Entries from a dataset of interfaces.

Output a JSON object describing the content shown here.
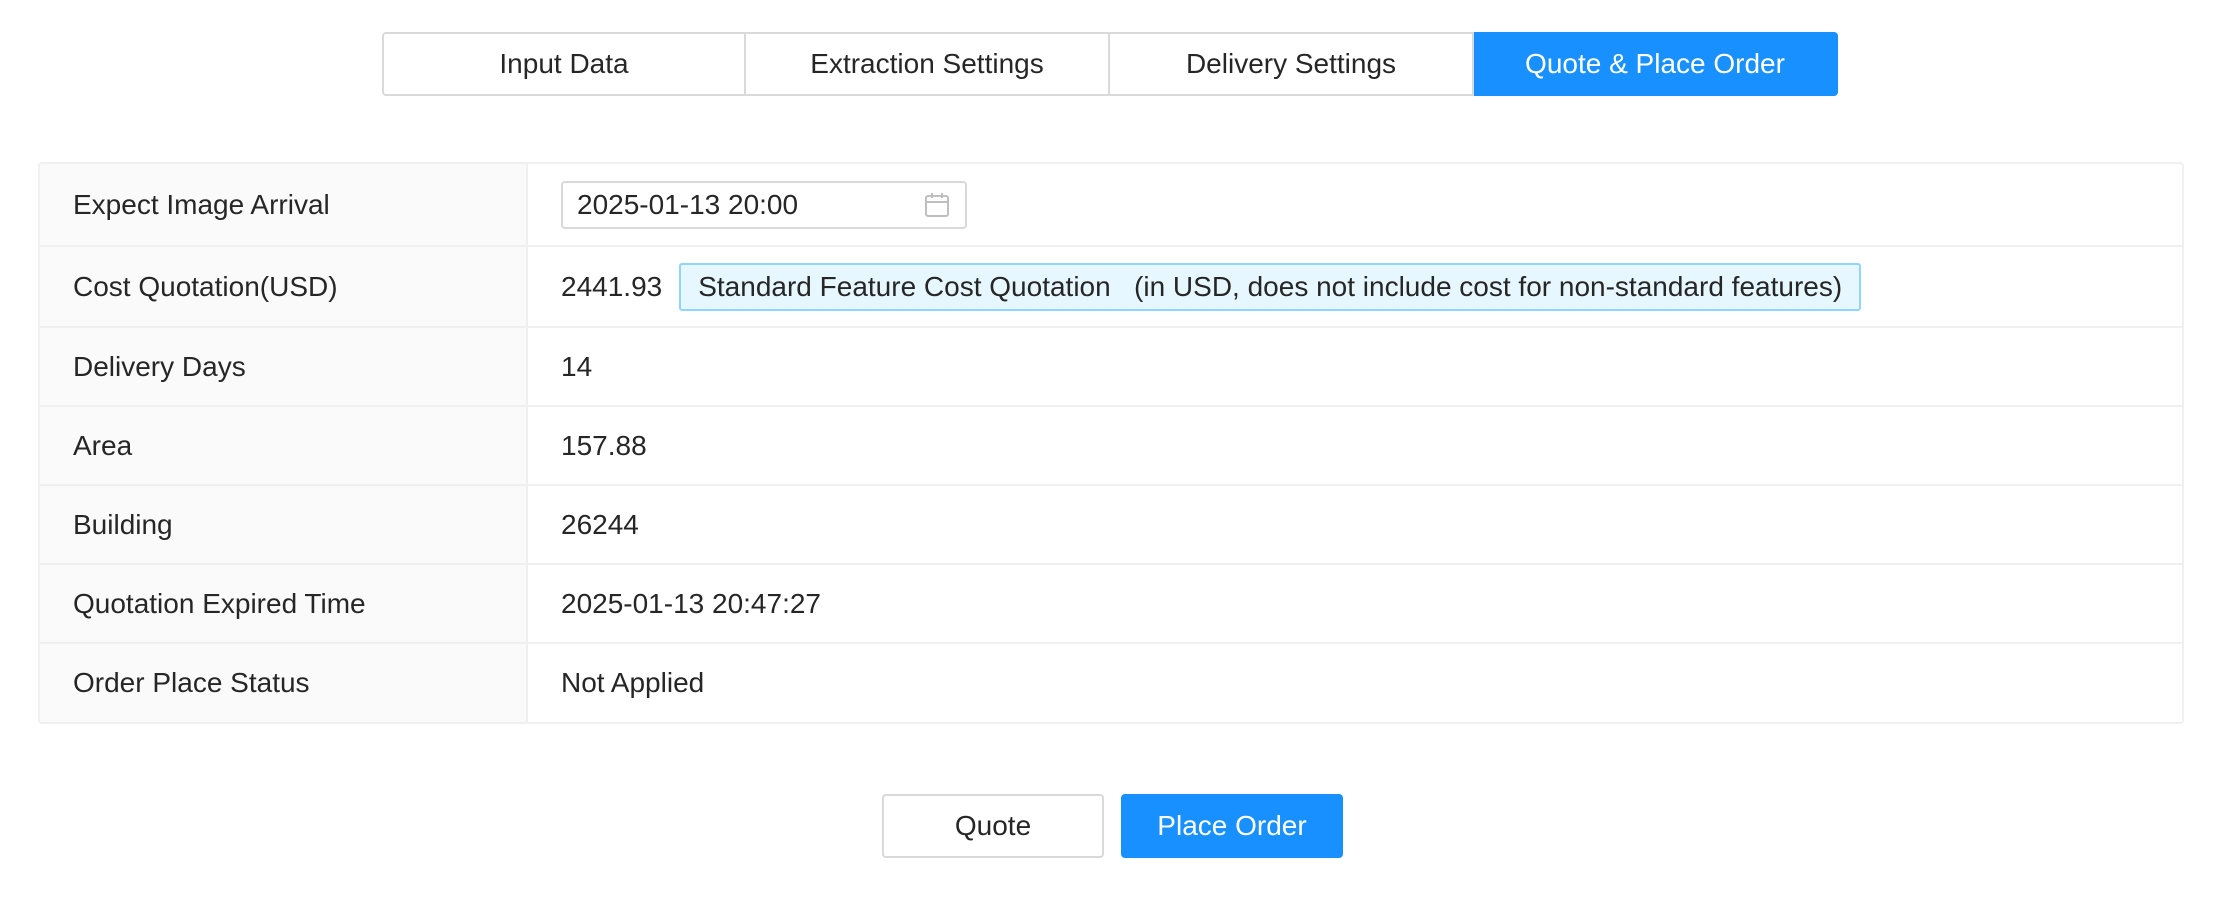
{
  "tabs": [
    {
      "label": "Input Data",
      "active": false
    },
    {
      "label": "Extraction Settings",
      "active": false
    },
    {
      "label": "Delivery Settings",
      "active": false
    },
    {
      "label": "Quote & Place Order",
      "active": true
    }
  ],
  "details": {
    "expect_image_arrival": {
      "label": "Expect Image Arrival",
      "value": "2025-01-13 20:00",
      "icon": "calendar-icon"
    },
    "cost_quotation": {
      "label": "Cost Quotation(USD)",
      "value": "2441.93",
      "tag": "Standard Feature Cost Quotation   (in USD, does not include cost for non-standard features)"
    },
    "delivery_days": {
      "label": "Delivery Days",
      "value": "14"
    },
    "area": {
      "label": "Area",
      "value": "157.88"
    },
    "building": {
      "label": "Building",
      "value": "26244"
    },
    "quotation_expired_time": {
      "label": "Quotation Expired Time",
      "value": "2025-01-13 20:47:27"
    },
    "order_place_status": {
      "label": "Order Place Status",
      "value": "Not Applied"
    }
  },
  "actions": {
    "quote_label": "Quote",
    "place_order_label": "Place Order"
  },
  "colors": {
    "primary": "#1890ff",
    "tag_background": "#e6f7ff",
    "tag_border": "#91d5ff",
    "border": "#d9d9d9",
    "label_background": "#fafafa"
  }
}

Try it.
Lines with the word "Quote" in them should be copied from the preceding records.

Task response.
      "label": "Quote & Place Order",
    "quote_label": "Quote",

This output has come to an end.